A new feminist blog becomes an overnight sensation when a wildly popular talk show host stumbles upon it, tweets about it, and promotes it on her show. But, who, exactly, is the Eve behind the blog Eve of Equality? This pleasurable and smart story offers a timely commentary on a subject that is flooding our headlines, newsfeeds, Twitter streams, and conversations.
To be honest, I have never thought that feminism issues still widely exist. Today, we have many successful women world leaders. Chancellor of Germany Angela Merkel, US president candidate Hillary Clinton, and previous British Prime Minister Margaret Thatcher are just a few to be named. However, the synopsis of Poles Apart drew me to the topic, and I didn’t regret that I had spent my precious summer outdoor time reading this book. One of Fallis’ strengths is his ability to make serious loaded subjects into delightful gentle reads without compromising the overall impact. Poles Apart has offered me new perspectives on feminism. After I read the book, I now think that feminism issues do still exist, but it’s just in a much subtler way. The novel demands me to rethink some touchy social topics, such as legalizing prostitution. It also confronts my feeling on choices such as a man versus a woman staying home full-time to take care of children and household duties.
I did read some critical reviews that commented the novel was not as suspenseful and realistic as it should be. I understand where these comments are coming from, but I also want to say that Fallis is clearly not writing a thriller. I guess the best thing about fiction is the author is free to depict a world that he thinks we should have instead of the stressful reality that we are currently in. There is nothing wrong to offer some fantasy and hope. I agree it would be nicer if the novel had a climax with more tension, but I think the plot did offer some interesting drama and twists, for example, the dance pole that intruded into Everett’s apartment and the little romantic story between Everett and Megan. I think Beverly’s relationship with her son is especially thought provoking and revealing the reason behind has made the plot quite engaging. I believe this part also serves to prompt the audience to think deeper after hearing the optimistic story about Everett’s mother – I often hear women’s struggles about balancing between taking care of their families and having successful careers, but I don’t hear many of these stories from men. I am sure men also have regrets on such choices, but people’s perception on what women should choose and sacrifice seem to quite different than what they expect from men.
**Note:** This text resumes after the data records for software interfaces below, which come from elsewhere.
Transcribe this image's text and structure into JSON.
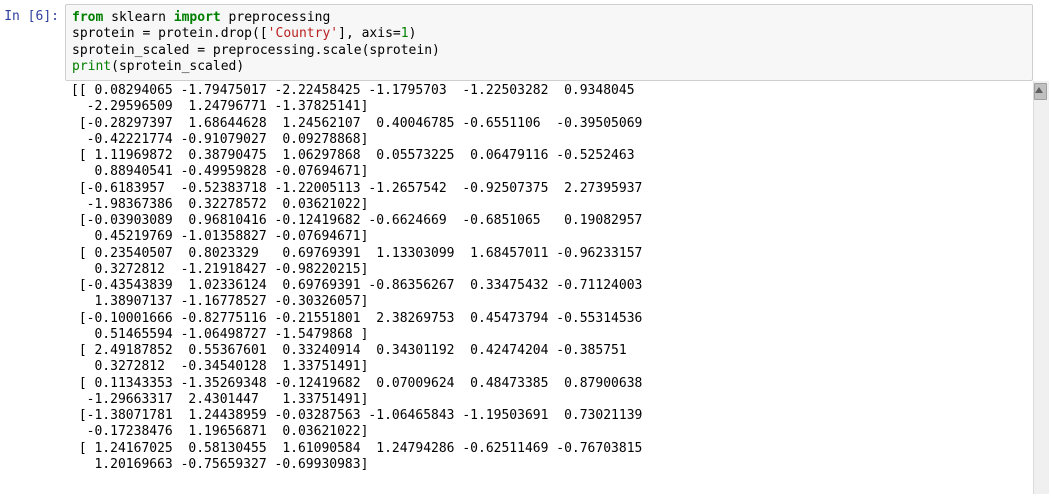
{
  "prompt": {
    "in_label": "In [6]:"
  },
  "code": {
    "line1_kw_from": "from",
    "line1_mod": " sklearn ",
    "line1_kw_import": "import",
    "line1_rest": " preprocessing",
    "line2_pre": "sprotein = protein.drop([",
    "line2_str": "'Country'",
    "line2_mid": "], axis=",
    "line2_num": "1",
    "line2_end": ")",
    "line3": "sprotein_scaled = preprocessing.scale(sprotein)",
    "line4_pre": "print",
    "line4_args": "(sprotein_scaled)"
  },
  "output_lines": [
    "[[ 0.08294065 -1.79475017 -2.22458425 -1.1795703  -1.22503282  0.9348045",
    "  -2.29596509  1.24796771 -1.37825141]",
    " [-0.28297397  1.68644628  1.24562107  0.40046785 -0.6551106  -0.39505069",
    "  -0.42221774 -0.91079027  0.09278868]",
    " [ 1.11969872  0.38790475  1.06297868  0.05573225  0.06479116 -0.5252463",
    "   0.88940541 -0.49959828 -0.07694671]",
    " [-0.6183957  -0.52383718 -1.22005113 -1.2657542  -0.92507375  2.27395937",
    "  -1.98367386  0.32278572  0.03621022]",
    " [-0.03903089  0.96810416 -0.12419682 -0.6624669  -0.6851065   0.19082957",
    "   0.45219769 -1.01358827 -0.07694671]",
    " [ 0.23540507  0.8023329   0.69769391  1.13303099  1.68457011 -0.96233157",
    "   0.3272812  -1.21918427 -0.98220215]",
    " [-0.43543839  1.02336124  0.69769391 -0.86356267  0.33475432 -0.71124003",
    "   1.38907137 -1.16778527 -0.30326057]",
    " [-0.10001666 -0.82775116 -0.21551801  2.38269753  0.45473794 -0.55314536",
    "   0.51465594 -1.06498727 -1.5479868 ]",
    " [ 2.49187852  0.55367601  0.33240914  0.34301192  0.42474204 -0.385751",
    "   0.3272812  -0.34540128  1.33751491]",
    " [ 0.11343353 -1.35269348 -0.12419682  0.07009624  0.48473385  0.87900638",
    "  -1.29663317  2.4301447   1.33751491]",
    " [-1.38071781  1.24438959 -0.03287563 -1.06465843 -1.19503691  0.73021139",
    "  -0.17238476  1.19656871  0.03621022]",
    " [ 1.24167025  0.58130455  1.61090584  1.24794286 -0.62511469 -0.76703815",
    "   1.20169663 -0.75659327 -0.69930983]"
  ]
}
I must also say that Fallis is very good at creating endearing characters who have faults. Everett is lovely but his random crush on Shawna is just hilarious. Everett’s parents are a bit too stereotype to me, but I do love these strong-minded but funny people …
Check out more titles from our Great GTA Authors. You won’t be disappointed! Also check out a CBC reading list from Terry Fallis on the books that made him a feminist.
- What is feminism to you? Are there any personal experiences that you would like to share with us?
- Fallis offered many details in his writing, for example, how Everett blogged and how Everett’s father got trained to recover from stroke. What do you think about these nuances?
- Everett was lucky enough to have great friends like Lewis and Shawna from the XY club. What if he actually encountered some real organized crime people? What would you think the storyline might have been changed to?